Excerpts from an interface dataset:
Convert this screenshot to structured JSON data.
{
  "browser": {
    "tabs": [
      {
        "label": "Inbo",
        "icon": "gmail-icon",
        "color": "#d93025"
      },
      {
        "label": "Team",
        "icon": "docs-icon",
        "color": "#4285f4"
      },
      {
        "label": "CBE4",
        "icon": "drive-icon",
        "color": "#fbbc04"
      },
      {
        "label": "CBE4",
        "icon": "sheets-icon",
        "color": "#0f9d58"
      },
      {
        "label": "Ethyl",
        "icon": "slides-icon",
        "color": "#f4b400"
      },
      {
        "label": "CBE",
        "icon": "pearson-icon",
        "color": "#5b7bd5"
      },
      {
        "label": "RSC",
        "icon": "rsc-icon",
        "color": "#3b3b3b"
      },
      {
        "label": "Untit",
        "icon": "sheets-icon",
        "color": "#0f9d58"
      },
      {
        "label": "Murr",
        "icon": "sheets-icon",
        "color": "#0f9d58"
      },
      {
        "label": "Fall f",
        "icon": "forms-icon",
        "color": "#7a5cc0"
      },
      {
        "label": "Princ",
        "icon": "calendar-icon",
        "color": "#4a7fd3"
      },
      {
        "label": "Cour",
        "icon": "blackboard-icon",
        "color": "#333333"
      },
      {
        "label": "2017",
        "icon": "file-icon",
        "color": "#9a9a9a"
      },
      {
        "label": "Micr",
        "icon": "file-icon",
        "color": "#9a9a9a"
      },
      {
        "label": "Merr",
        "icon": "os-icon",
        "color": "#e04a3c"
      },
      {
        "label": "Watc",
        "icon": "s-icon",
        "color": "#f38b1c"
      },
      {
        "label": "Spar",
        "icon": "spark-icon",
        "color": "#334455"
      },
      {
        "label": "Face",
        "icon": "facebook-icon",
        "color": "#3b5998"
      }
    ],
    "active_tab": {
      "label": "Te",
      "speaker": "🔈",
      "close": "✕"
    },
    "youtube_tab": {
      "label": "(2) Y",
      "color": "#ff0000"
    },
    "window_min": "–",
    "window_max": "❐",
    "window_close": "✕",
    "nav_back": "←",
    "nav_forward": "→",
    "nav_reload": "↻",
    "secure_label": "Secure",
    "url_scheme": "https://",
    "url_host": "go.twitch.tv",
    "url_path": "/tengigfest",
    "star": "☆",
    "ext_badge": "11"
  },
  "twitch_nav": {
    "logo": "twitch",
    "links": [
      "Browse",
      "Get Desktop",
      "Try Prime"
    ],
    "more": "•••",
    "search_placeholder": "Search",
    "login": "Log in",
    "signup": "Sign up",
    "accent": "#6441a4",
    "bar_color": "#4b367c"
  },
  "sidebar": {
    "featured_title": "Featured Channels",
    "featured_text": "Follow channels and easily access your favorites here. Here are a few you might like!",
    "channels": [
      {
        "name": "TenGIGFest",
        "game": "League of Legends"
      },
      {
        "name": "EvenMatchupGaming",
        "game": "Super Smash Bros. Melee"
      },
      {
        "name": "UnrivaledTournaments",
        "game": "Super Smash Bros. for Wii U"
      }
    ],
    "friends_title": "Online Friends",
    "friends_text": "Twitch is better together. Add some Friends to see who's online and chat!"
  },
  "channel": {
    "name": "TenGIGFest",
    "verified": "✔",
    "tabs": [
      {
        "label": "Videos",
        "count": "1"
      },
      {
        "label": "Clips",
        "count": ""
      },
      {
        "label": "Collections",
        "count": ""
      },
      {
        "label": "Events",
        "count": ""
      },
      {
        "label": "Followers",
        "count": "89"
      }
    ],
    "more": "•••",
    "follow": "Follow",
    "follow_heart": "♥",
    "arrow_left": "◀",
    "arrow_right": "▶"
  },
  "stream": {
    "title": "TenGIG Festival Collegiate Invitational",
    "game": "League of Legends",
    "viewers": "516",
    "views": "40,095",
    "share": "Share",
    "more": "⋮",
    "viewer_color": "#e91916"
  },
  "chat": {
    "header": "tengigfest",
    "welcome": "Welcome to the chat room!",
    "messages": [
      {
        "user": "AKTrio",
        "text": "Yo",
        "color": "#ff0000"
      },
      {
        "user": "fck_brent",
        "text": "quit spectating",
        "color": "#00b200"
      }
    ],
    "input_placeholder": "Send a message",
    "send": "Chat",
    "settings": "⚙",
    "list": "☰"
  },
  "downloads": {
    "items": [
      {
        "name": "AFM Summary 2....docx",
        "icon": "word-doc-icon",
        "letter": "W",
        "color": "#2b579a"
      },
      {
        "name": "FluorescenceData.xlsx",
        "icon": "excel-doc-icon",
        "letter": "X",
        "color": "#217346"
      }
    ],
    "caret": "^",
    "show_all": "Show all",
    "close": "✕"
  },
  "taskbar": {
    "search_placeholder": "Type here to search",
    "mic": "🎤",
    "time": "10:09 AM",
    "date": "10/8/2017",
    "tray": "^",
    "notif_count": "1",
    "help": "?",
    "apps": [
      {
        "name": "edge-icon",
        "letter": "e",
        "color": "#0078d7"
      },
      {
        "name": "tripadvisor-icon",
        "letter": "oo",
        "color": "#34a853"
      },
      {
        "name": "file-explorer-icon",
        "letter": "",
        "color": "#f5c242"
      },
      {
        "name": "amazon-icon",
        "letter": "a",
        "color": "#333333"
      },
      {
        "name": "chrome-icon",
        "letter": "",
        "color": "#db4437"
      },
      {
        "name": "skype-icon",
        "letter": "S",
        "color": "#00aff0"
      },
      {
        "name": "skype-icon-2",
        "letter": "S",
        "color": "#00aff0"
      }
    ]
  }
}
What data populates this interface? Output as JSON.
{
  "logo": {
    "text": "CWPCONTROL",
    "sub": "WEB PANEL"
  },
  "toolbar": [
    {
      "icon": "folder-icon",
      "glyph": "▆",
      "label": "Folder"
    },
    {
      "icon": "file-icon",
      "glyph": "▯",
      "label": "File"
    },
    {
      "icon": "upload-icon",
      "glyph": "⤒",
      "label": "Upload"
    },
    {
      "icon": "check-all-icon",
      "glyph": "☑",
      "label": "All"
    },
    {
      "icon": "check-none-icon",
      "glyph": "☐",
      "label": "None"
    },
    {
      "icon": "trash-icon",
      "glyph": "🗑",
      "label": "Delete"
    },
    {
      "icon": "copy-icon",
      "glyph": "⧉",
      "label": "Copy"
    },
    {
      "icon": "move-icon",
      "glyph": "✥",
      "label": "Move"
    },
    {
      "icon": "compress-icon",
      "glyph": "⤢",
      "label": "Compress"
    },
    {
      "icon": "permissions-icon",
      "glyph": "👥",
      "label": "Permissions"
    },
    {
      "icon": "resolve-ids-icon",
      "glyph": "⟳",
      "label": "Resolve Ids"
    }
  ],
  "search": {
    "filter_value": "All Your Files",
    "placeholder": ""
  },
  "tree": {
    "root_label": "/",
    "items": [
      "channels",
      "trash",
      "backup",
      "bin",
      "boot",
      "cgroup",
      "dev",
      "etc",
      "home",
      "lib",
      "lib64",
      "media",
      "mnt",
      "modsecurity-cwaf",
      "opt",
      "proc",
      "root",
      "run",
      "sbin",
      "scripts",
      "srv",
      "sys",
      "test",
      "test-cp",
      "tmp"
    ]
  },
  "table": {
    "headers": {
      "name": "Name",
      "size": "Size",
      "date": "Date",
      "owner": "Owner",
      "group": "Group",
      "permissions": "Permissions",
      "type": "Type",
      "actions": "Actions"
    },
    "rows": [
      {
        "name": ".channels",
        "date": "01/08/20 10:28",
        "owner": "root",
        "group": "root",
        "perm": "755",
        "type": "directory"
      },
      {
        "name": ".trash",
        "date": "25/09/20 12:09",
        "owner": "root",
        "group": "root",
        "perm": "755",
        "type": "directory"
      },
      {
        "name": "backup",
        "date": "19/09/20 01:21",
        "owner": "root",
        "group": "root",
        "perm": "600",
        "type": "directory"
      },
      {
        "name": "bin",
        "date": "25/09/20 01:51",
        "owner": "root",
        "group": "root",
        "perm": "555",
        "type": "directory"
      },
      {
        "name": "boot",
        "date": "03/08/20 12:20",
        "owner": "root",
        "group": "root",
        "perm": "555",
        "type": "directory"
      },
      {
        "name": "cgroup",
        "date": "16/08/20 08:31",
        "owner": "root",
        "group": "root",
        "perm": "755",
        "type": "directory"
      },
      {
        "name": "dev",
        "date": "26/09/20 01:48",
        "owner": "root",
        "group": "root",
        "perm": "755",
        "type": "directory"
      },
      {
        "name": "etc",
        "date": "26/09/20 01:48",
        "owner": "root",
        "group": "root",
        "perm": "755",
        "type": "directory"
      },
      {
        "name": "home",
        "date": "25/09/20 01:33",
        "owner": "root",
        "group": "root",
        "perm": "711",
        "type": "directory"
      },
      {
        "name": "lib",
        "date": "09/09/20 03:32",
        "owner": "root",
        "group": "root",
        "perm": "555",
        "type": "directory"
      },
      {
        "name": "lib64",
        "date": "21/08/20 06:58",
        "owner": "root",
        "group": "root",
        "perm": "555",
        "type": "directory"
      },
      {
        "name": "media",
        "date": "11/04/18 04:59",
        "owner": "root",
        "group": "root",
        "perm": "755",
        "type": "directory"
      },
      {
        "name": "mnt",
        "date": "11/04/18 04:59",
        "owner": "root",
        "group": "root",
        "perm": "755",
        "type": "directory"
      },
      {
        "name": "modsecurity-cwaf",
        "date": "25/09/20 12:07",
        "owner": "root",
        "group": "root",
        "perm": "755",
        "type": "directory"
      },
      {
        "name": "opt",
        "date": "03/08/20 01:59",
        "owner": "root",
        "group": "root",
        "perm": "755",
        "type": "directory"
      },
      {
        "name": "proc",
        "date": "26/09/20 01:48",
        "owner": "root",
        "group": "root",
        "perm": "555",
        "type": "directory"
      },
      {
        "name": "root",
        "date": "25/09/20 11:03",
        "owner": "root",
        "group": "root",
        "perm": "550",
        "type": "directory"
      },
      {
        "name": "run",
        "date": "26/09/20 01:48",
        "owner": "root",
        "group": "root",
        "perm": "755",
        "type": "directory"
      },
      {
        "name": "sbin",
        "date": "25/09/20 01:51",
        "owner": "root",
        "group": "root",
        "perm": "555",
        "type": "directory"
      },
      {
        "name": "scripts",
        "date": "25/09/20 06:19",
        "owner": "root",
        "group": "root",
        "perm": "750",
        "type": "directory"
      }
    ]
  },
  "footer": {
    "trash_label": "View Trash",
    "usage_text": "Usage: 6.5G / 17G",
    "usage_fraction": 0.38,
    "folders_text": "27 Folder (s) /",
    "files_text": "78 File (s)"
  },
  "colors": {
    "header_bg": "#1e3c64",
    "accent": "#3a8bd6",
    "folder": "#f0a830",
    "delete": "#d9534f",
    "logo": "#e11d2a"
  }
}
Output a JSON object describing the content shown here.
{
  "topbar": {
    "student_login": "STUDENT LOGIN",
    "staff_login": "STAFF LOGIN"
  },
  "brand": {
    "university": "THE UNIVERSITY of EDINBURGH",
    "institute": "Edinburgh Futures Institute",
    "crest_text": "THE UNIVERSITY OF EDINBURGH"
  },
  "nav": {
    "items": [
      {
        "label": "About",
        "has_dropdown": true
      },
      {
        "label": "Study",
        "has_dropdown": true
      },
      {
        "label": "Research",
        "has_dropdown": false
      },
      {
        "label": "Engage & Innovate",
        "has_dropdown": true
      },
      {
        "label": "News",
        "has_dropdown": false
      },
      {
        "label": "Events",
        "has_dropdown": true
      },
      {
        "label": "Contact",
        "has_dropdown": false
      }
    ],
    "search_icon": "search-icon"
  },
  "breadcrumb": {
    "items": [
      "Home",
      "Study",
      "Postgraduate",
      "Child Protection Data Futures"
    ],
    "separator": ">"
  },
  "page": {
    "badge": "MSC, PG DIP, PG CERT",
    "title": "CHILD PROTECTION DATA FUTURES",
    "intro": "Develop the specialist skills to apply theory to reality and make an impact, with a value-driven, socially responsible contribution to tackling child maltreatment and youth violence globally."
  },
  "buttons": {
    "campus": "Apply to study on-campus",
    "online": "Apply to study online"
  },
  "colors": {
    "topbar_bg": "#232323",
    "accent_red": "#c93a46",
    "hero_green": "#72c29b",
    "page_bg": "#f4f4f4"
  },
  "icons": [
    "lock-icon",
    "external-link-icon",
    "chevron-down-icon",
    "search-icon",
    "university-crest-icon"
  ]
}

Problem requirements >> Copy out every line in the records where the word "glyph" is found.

Response below >>
      "glyph": "▆",
      "glyph": "▯",
      "glyph": "⤒",
      "glyph": "☑",
      "glyph": "☐",
      "glyph": "🗑",
      "glyph": "⧉",
      "glyph": "✥",
      "glyph": "⤢",
      "glyph": "👥",
      "glyph": "⟳",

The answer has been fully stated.